_Work request:_
Exact copies of all the entries below are expected in the answer.

_Excerpted data:_
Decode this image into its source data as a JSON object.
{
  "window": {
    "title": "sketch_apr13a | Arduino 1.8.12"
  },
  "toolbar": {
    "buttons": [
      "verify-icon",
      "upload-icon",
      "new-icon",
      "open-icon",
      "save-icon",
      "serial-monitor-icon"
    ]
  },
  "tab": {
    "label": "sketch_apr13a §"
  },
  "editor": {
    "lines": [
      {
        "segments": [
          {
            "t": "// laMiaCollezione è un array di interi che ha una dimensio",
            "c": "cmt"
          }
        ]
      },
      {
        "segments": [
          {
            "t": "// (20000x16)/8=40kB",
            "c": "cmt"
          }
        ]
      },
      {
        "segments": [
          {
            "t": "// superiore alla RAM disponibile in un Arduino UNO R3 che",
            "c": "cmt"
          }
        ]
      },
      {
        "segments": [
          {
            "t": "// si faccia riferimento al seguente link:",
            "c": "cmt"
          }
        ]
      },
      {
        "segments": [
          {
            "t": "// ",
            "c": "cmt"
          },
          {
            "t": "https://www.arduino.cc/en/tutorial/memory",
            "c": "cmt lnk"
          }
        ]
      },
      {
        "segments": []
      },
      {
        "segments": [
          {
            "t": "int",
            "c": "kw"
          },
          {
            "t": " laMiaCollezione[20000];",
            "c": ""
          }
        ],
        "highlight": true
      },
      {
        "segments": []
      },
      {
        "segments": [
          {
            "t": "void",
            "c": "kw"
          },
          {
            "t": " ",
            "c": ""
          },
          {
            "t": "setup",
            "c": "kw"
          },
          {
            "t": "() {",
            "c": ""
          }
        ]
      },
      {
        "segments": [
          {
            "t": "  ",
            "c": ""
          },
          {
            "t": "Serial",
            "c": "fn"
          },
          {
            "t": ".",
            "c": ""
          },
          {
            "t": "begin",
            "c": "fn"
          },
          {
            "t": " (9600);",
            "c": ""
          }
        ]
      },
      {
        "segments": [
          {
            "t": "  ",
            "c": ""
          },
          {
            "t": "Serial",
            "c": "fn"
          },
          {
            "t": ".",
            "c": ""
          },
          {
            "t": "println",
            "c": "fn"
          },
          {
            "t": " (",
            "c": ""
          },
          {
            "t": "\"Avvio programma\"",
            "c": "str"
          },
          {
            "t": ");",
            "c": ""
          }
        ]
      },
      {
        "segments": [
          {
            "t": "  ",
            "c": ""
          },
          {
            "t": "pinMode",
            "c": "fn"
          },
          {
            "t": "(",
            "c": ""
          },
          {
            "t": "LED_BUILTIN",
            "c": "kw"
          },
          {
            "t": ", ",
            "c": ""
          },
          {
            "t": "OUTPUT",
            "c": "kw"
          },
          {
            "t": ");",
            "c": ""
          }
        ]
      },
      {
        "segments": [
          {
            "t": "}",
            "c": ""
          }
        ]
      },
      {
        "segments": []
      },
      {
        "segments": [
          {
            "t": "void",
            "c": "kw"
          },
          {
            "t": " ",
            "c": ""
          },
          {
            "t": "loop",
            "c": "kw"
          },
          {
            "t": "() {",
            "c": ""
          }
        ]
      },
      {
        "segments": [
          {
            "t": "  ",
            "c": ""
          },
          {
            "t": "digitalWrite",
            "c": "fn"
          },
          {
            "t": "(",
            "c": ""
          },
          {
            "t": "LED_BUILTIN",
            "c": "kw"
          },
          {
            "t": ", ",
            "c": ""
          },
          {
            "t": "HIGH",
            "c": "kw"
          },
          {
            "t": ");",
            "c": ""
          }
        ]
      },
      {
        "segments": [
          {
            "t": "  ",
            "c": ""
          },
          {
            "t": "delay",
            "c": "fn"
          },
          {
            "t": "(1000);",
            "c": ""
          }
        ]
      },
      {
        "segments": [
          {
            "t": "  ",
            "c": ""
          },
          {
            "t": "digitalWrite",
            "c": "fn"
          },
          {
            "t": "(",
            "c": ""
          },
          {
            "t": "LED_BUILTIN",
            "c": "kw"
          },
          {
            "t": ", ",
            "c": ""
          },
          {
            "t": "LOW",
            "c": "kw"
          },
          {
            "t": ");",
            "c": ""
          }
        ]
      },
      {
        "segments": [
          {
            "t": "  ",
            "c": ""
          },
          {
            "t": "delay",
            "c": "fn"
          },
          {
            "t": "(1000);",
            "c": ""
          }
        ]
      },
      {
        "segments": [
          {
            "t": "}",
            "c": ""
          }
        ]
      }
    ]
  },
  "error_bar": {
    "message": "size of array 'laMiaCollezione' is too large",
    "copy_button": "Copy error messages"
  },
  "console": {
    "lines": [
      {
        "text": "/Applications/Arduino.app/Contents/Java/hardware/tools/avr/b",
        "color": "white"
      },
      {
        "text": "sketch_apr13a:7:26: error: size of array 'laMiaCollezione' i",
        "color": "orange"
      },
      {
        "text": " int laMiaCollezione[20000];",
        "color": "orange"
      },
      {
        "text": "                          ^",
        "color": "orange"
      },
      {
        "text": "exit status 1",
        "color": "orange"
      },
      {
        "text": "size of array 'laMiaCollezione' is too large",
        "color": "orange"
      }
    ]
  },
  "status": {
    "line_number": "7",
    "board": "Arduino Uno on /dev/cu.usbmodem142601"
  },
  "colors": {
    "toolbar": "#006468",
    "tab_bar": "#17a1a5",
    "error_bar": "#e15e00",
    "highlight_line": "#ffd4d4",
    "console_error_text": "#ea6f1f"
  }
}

_Expected output:_
Decode this image into its source data as a JSON object.
{
  "window": {
    "title": "sketch_apr13a | Arduino 1.8.12"
  },
  "toolbar": {
    "buttons": [
      "verify-icon",
      "upload-icon",
      "new-icon",
      "open-icon",
      "save-icon",
      "serial-monitor-icon"
    ]
  },
  "tab": {
    "label": "sketch_apr13a §"
  },
  "editor": {
    "lines": [
      {
        "segments": [
          {
            "t": "// laMiaCollezione è un array di interi che ha una dimensio",
            "c": "cmt"
          }
        ]
      },
      {
        "segments": [
          {
            "t": "// (20000x16)/8=40kB",
            "c": "cmt"
          }
        ]
      },
      {
        "segments": [
          {
            "t": "// superiore alla RAM disponibile in un Arduino UNO R3 che",
            "c": "cmt"
          }
        ]
      },
      {
        "segments": [
          {
            "t": "// si faccia riferimento al seguente link:",
            "c": "cmt"
          }
        ]
      },
      {
        "segments": [
          {
            "t": "// ",
            "c": "cmt"
          },
          {
            "t": "https://www.arduino.cc/en/tutorial/memory",
            "c": "cmt lnk"
          }
        ]
      },
      {
        "segments": []
      },
      {
        "segments": [
          {
            "t": "int",
            "c": "kw"
          },
          {
            "t": " laMiaCollezione[20000];",
            "c": ""
          }
        ],
        "highlight": true
      },
      {
        "segments": []
      },
      {
        "segments": [
          {
            "t": "void",
            "c": "kw"
          },
          {
            "t": " ",
            "c": ""
          },
          {
            "t": "setup",
            "c": "kw"
          },
          {
            "t": "() {",
            "c": ""
          }
        ]
      },
      {
        "segments": [
          {
            "t": "  ",
            "c": ""
          },
          {
            "t": "Serial",
            "c": "fn"
          },
          {
            "t": ".",
            "c": ""
          },
          {
            "t": "begin",
            "c": "fn"
          },
          {
            "t": " (9600);",
            "c": ""
          }
        ]
      },
      {
        "segments": [
          {
            "t": "  ",
            "c": ""
          },
          {
            "t": "Serial",
            "c": "fn"
          },
          {
            "t": ".",
            "c": ""
          },
          {
            "t": "println",
            "c": "fn"
          },
          {
            "t": " (",
            "c": ""
          },
          {
            "t": "\"Avvio programma\"",
            "c": "str"
          },
          {
            "t": ");",
            "c": ""
          }
        ]
      },
      {
        "segments": [
          {
            "t": "  ",
            "c": ""
          },
          {
            "t": "pinMode",
            "c": "fn"
          },
          {
            "t": "(",
            "c": ""
          },
          {
            "t": "LED_BUILTIN",
            "c": "kw"
          },
          {
            "t": ", ",
            "c": ""
          },
          {
            "t": "OUTPUT",
            "c": "kw"
          },
          {
            "t": ");",
            "c": ""
          }
        ]
      },
      {
        "segments": [
          {
            "t": "}",
            "c": ""
          }
        ]
      },
      {
        "segments": []
      },
      {
        "segments": [
          {
            "t": "void",
            "c": "kw"
          },
          {
            "t": " ",
            "c": ""
          },
          {
            "t": "loop",
            "c": "kw"
          },
          {
            "t": "() {",
            "c": ""
          }
        ]
      },
      {
        "segments": [
          {
            "t": "  ",
            "c": ""
          },
          {
            "t": "digitalWrite",
            "c": "fn"
          },
          {
            "t": "(",
            "c": ""
          },
          {
            "t": "LED_BUILTIN",
            "c": "kw"
          },
          {
            "t": ", ",
            "c": ""
          },
          {
            "t": "HIGH",
            "c": "kw"
          },
          {
            "t": ");",
            "c": ""
          }
        ]
      },
      {
        "segments": [
          {
            "t": "  ",
            "c": ""
          },
          {
            "t": "delay",
            "c": "fn"
          },
          {
            "t": "(1000);",
            "c": ""
          }
        ]
      },
      {
        "segments": [
          {
            "t": "  ",
            "c": ""
          },
          {
            "t": "digitalWrite",
            "c": "fn"
          },
          {
            "t": "(",
            "c": ""
          },
          {
            "t": "LED_BUILTIN",
            "c": "kw"
          },
          {
            "t": ", ",
            "c": ""
          },
          {
            "t": "LOW",
            "c": "kw"
          },
          {
            "t": ");",
            "c": ""
          }
        ]
      },
      {
        "segments": [
          {
            "t": "  ",
            "c": ""
          },
          {
            "t": "delay",
            "c": "fn"
          },
          {
            "t": "(1000);",
            "c": ""
          }
        ]
      },
      {
        "segments": [
          {
            "t": "}",
            "c": ""
          }
        ]
      }
    ]
  },
  "error_bar": {
    "message": "size of array 'laMiaCollezione' is too large",
    "copy_button": "Copy error messages"
  },
  "console": {
    "lines": [
      {
        "text": "/Applications/Arduino.app/Contents/Java/hardware/tools/avr/b",
        "color": "white"
      },
      {
        "text": "sketch_apr13a:7:26: error: size of array 'laMiaCollezione' i",
        "color": "orange"
      },
      {
        "text": " int laMiaCollezione[20000];",
        "color": "orange"
      },
      {
        "text": "                          ^",
        "color": "orange"
      },
      {
        "text": "exit status 1",
        "color": "orange"
      },
      {
        "text": "size of array 'laMiaCollezione' is too large",
        "color": "orange"
      }
    ]
  },
  "status": {
    "line_number": "7",
    "board": "Arduino Uno on /dev/cu.usbmodem142601"
  },
  "colors": {
    "toolbar": "#006468",
    "tab_bar": "#17a1a5",
    "error_bar": "#e15e00",
    "highlight_line": "#ffd4d4",
    "console_error_text": "#ea6f1f"
  }
}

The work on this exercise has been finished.